The hosting industry is a very crowded place nowadays, with dozens of competitors offering everything from cheap shared hosting packages to high end unlimited cloud servers that can be used to replace a small data center if you so wish (Amazon Web Services is the most prominent in that case).
Surprisingly, a lot of businesses and startups tend to choose a shared hosting package or a VPS when starting out online, while some of the more advanced companies are going with cloud hosting because it’s newer and supposedly much better. However, I would argue that a dedicated server is always a better choice than any of the other solutions. Here are just a few advantages that a dedicated server has over shared, VPS and cloud hosting:
Better security. A dedicated server is basically your own physical machine that sits in a data center connected permanently to the World Wide Web. What’s on the machine is nobody else’s business, and if you or your company’s techs are at least somewhat good at managing servers and operating systems, you will get the best security possible on a dedicated server. Shared hosting and VPS have long been proved less reliable when it comes to hacking and DDoS attempts – if any other account/virtual machine on the physical server is compromised, there’s a high chance that yours is, too. Needless to say, that can be extremely bad if your business depends on it. Cloud hosting is no more reliable than VPS and has pretty much the same issues. When you have a single dedicated machine, it’s much harder for hackers to break into it and access your files or DDoS your machine – of course, that’s assuming you have a good system administrator.
Highest Performance. Because you have your own box that no one else uses when you get a dedicated server, you’ll also get the highest performance out of it. First of all, your machine is connected by a separate network cable, meaning you get all the bandwidth you pay for (and I recommend getting the 100 Mbps link, you never know when your site can get Dugg, Slashdotted or HackerNews’d), plus you can configure everything to your heart’s desire – with just a few modifications, even the cheapest single core server with 1 GB of RAM can serve hundreds or even thousands of pages per second.

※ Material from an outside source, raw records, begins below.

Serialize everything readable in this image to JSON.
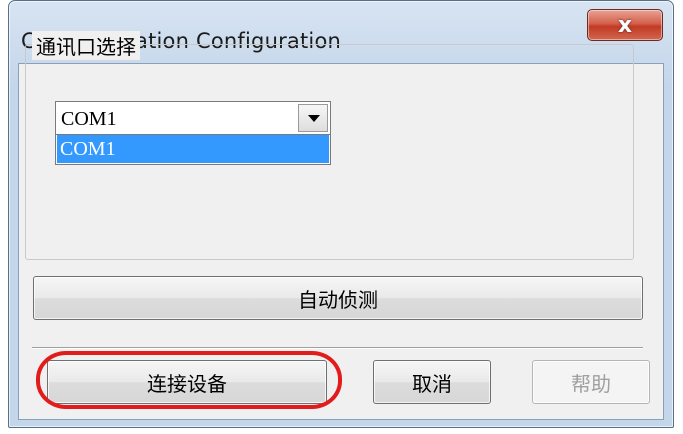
{
  "window": {
    "title": "Communication Configuration",
    "close_glyph": "x"
  },
  "port_group": {
    "title": "通讯口选择",
    "combo_value": "COM1",
    "dropdown_items": [
      "COM1"
    ]
  },
  "buttons": {
    "auto_detect": "自动侦测",
    "connect": "连接设备",
    "cancel": "取消",
    "help": "帮助"
  },
  "colors": {
    "selection": "#3399ff",
    "highlight_ellipse": "#e21b1b",
    "close_button": "#c23b24"
  },
  "icons": {
    "close": "close-icon",
    "dropdown_arrow": "chevron-down-icon"
  }
}
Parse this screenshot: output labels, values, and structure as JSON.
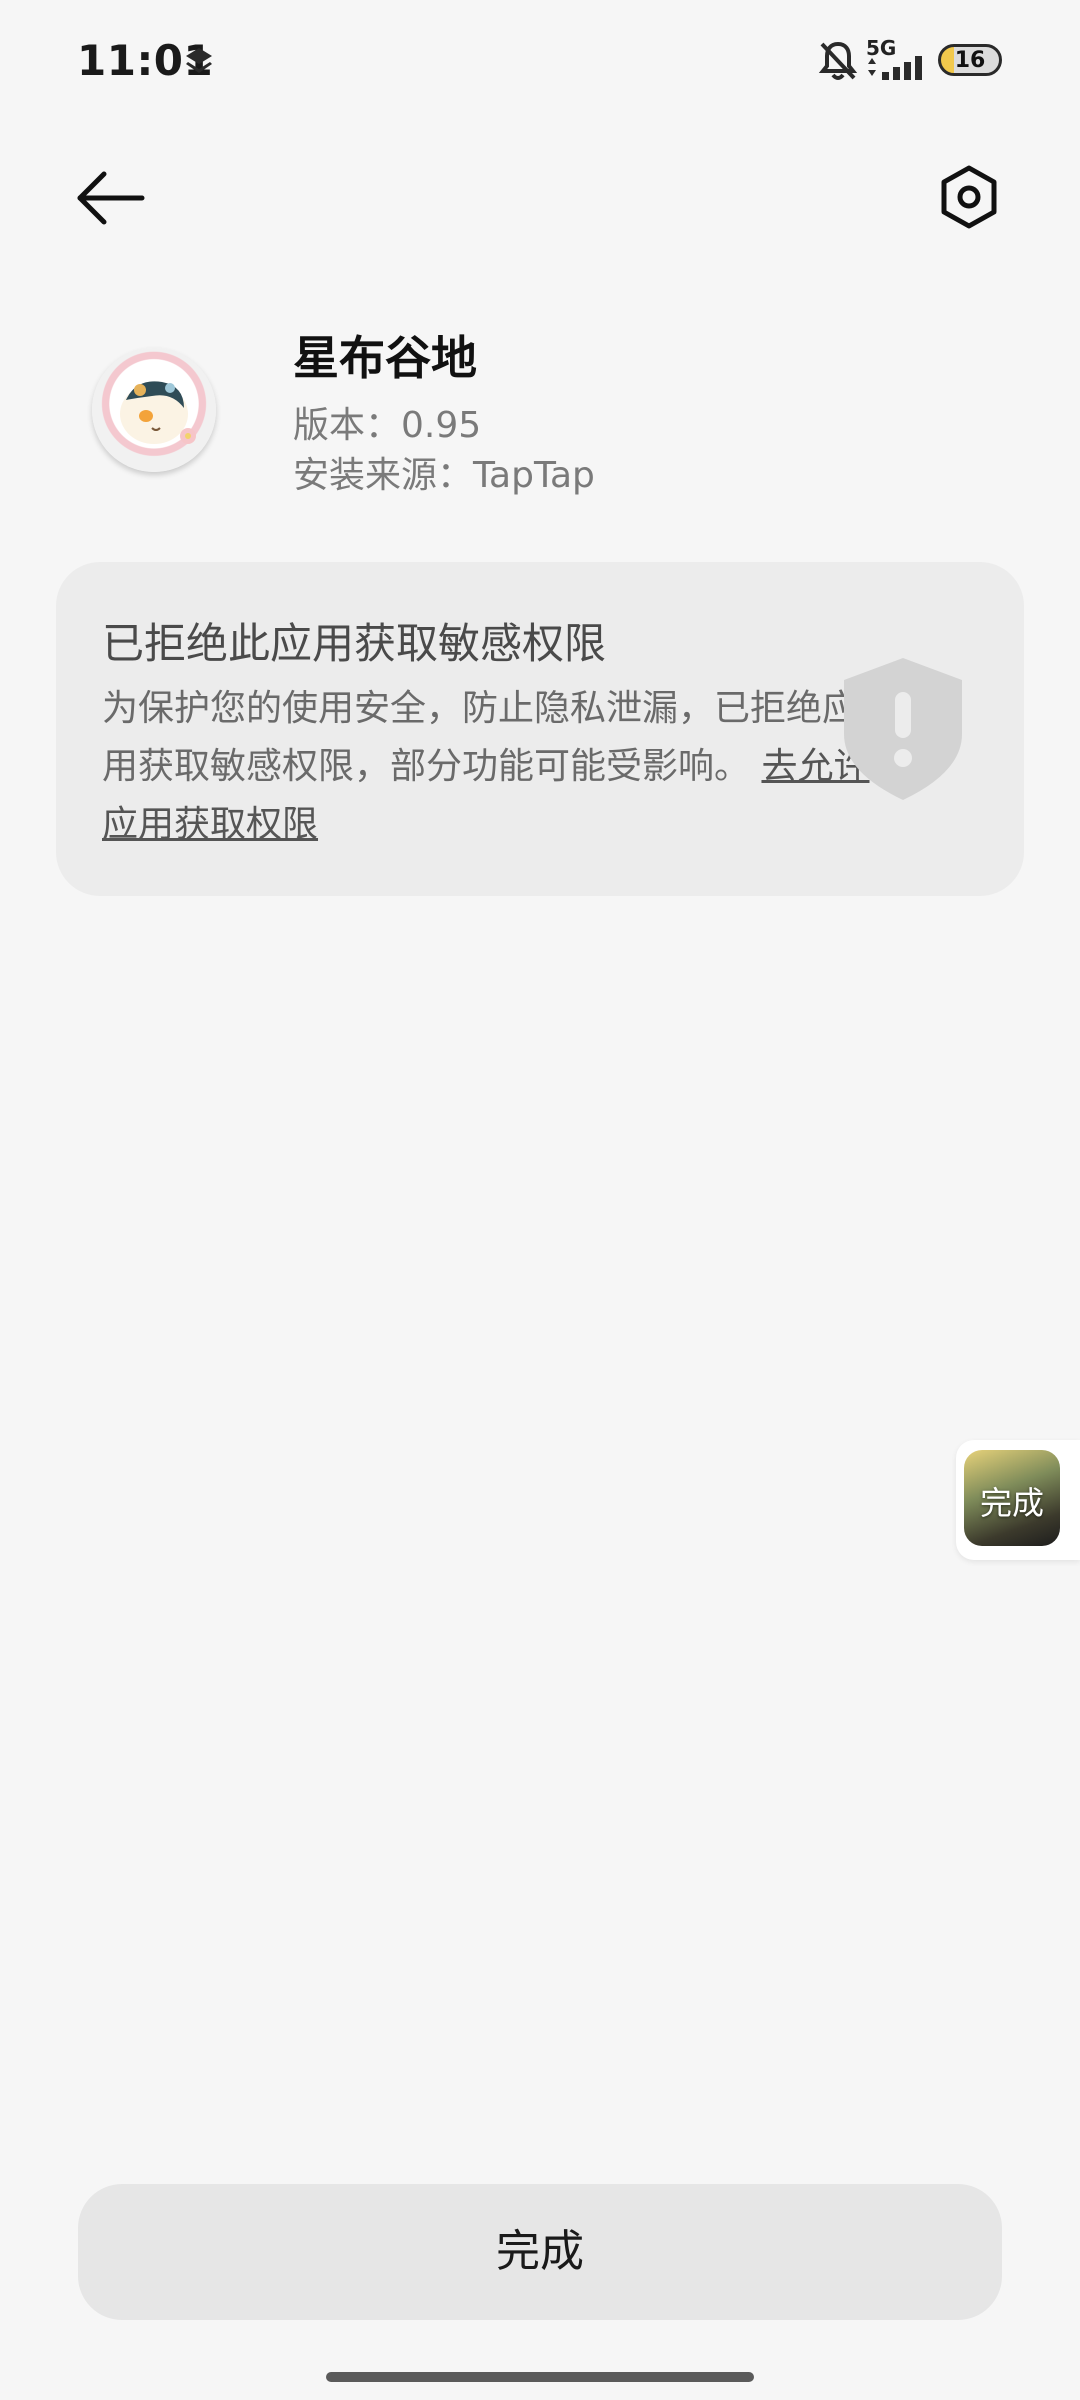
{
  "status_bar": {
    "time": "11:01",
    "network": "5G",
    "battery": "16"
  },
  "top_bar": {
    "back_icon": "arrow-left-icon",
    "settings_icon": "hexagon-settings-icon"
  },
  "app": {
    "name": "星布谷地",
    "version": "版本：0.95",
    "source": "安装来源：TapTap"
  },
  "warning": {
    "title": "已拒绝此应用获取敏感权限",
    "body": "为保护您的使用安全，防止隐私泄漏，已拒绝应用获取敏感权限，部分功能可能受影响。",
    "link": "去允许应用获取权限",
    "icon": "shield-exclamation-icon"
  },
  "floating_bubble": {
    "label": "完成"
  },
  "done_button": {
    "label": "完成"
  }
}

Very flexible and customizable. Again, you can easily customize everything on a dedicated server – and I mean everything, you can even delete the whole OS and replace it with a custom built solution that your business employs. You can remove the sluggish Apache and replace it with Lighttpd or Nginx, install a database caching package like memcached, reconfigure the partitions and the RAM allocation, and much more – even the cheapest box can be made into a lean, mean, page serving machine.
Cheaper in the long run. Even if it doesn’t seem like it right away, a dedicated server is actually cheaper in the long run. First of all, you won’t have to worry about downtime (which can be pretty bad on your Search Engine rankings because Google checks and drops the pages pretty fast now) when switching to a more powerful hosting package. Second, dedicated servers are cheap already – you can find them for less than $100 for a nice configuration from a reputable provider (obviously, you shouldn’t go with the cheapest solution for your production environment).
A dedicated server is the best choice you can make when choosing a hosting solution for your business, especially if you’re serious about it succeeding. Compared to other solutions, a dedicated machine is safer, faster, much more flexible and cheaper – there’s really nothing more to ask from a hosting package.